A new video work features ripped YouTube footage of Betty Boop merchandise and marks a new approach to Lai’s past interests in addressing themes of identity and consumerism through the moving image, having previously been explored in the domain of animation and as a suspended reality. The video’s content, filmed on a smart phone, is a meandering and wobbly barrage of Betty Boop merchandise contained by museum-like displays and altogether feels exploitative and inescapable. Ridiculous and outrageous as an everyday account of consumer frenzy, the new video speaks equally about the voyeurism such environments supply and demand and also about loveable and charismatic characters of idealised and voluptuous proportions; attainable only by cartoon characters who are conceived at the mercy and by the hand of their maker. The new video and the actual content Lai has selected for it also features the inside of a sewer drain, an online video tutorial for how to tune a grandfather clock, and footage of Betty Boop clocks that all re-animate her eyes cautiously looking from side-to-side; a non-real character, idol, and figure appearing aware and freightened of the tick-tocking present.
Spencer Lai graduated from The Victorian College of the Arts in 2014. They are the co-founder of the collaborative project Monica’s Gallery with LA-based artist Jake Swinson.
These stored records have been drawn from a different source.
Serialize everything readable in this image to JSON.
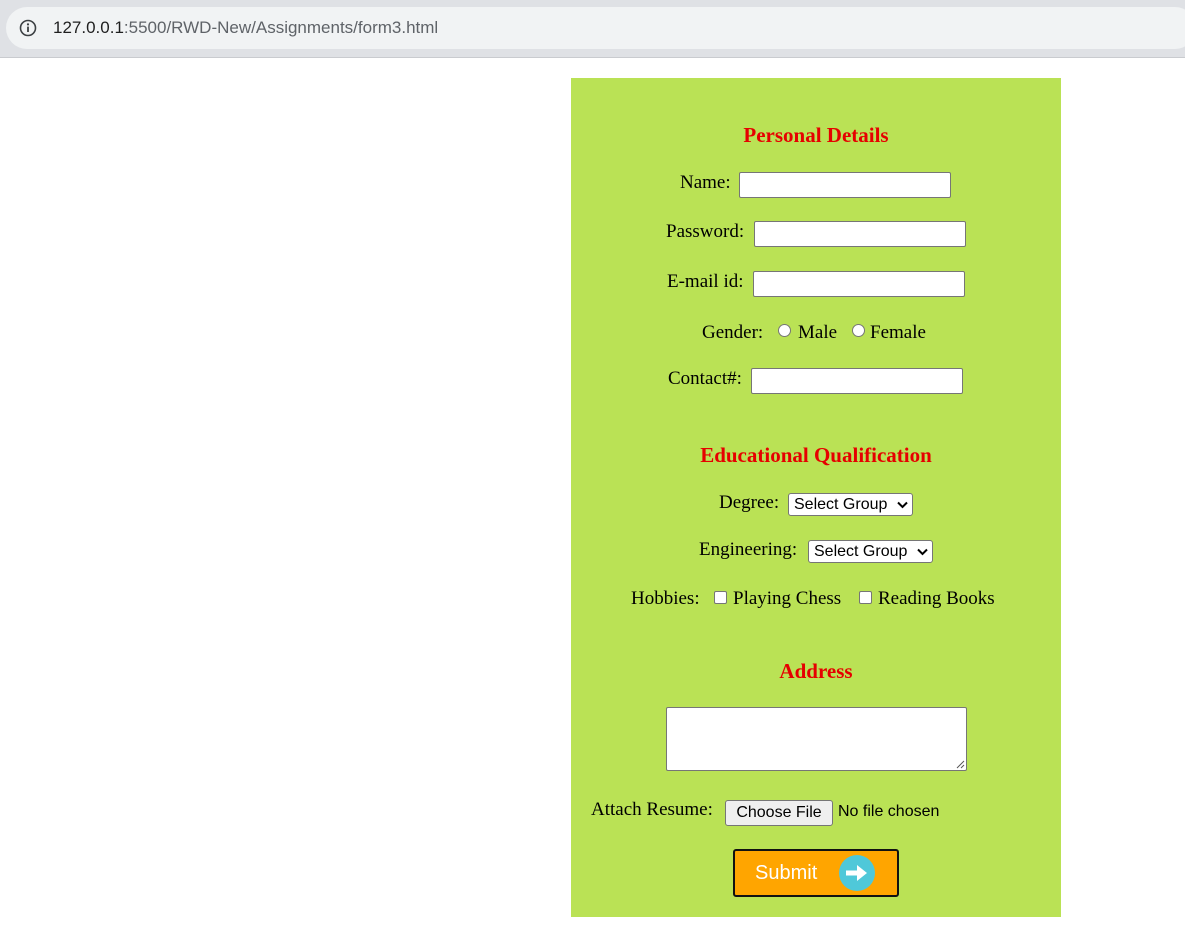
{
  "browser": {
    "url_host": "127.0.0.1",
    "url_rest": ":5500/RWD-New/Assignments/form3.html"
  },
  "personal": {
    "title": "Personal Details",
    "name_label": "Name:",
    "password_label": "Password:",
    "email_label": "E-mail id:",
    "gender_label": "Gender:",
    "gender_options": [
      "Male",
      "Female"
    ],
    "contact_label": "Contact#:"
  },
  "education": {
    "title": "Educational Qualification",
    "degree_label": "Degree:",
    "degree_value": "Select Group",
    "engineering_label": "Engineering:",
    "engineering_value": "Select Group",
    "hobbies_label": "Hobbies:",
    "hobby_options": [
      "Playing Chess",
      "Reading Books"
    ]
  },
  "address": {
    "title": "Address",
    "resume_label": "Attach Resume:",
    "file_button": "Choose File",
    "file_status": "No file chosen",
    "submit_label": "Submit"
  },
  "colors": {
    "panel_bg": "#bae255",
    "heading": "#e60000",
    "submit_bg": "#ffa500",
    "submit_icon": "#4fc8d9"
  },
  "icons": {
    "address_bar": "info-icon",
    "submit": "arrow-right-icon",
    "select": "chevron-down-icon"
  }
}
Forthcoming exhibitions include presenting with Fort Delta at the Spring1883 art fair in Sydney, September 6 – 9, 2017. Recent exhibitions and projects include: AFFADAVIT VITO ACCONCI a group exhibition at Gertrude Glasshouse, curated by Brooke Babington, Melbourne, 2016; mummy has the bends again… a delegated performance as Monica’s Gallery with garments by Jessie Kiely at The Community, Paris, 2016; A Really Good Look – a contribution for TarraWarra Biennial 2016: Endless Circulation enacting as Monica’s Gallery with Jessie Kiely in collaboration with 3ply and Centre for Style, Melbourne, 2016; tell me what you have and I will tell you what you are, a group exhibition and publication as Monica’s Gallery, curated by Dissect Journal, Melbourne, 2016; presenting with Fort Delta at the Spring 1883 art fair, Hotel Windsor, Melbourne, 2016; WORLD INDUSTRIES, a curatorial project Monica’s Gallery with Jessie Kiely at Punk Café (2015); youth, born at brunch (from a wish), a solo exhibition at George Paton Gallery (2015); Monica’s Gallery Presents: The Artist Interprets HIGHPOINT,a curatorial project as Monica’s Gallery at Fort Delta (2014); the smell of an oily rag, a group exhibition at Fort Delta (2015); do you want me to come downstairs, with rollers in my hair?, an exhibition with Jake Swinson at BLINDSIDE (2014).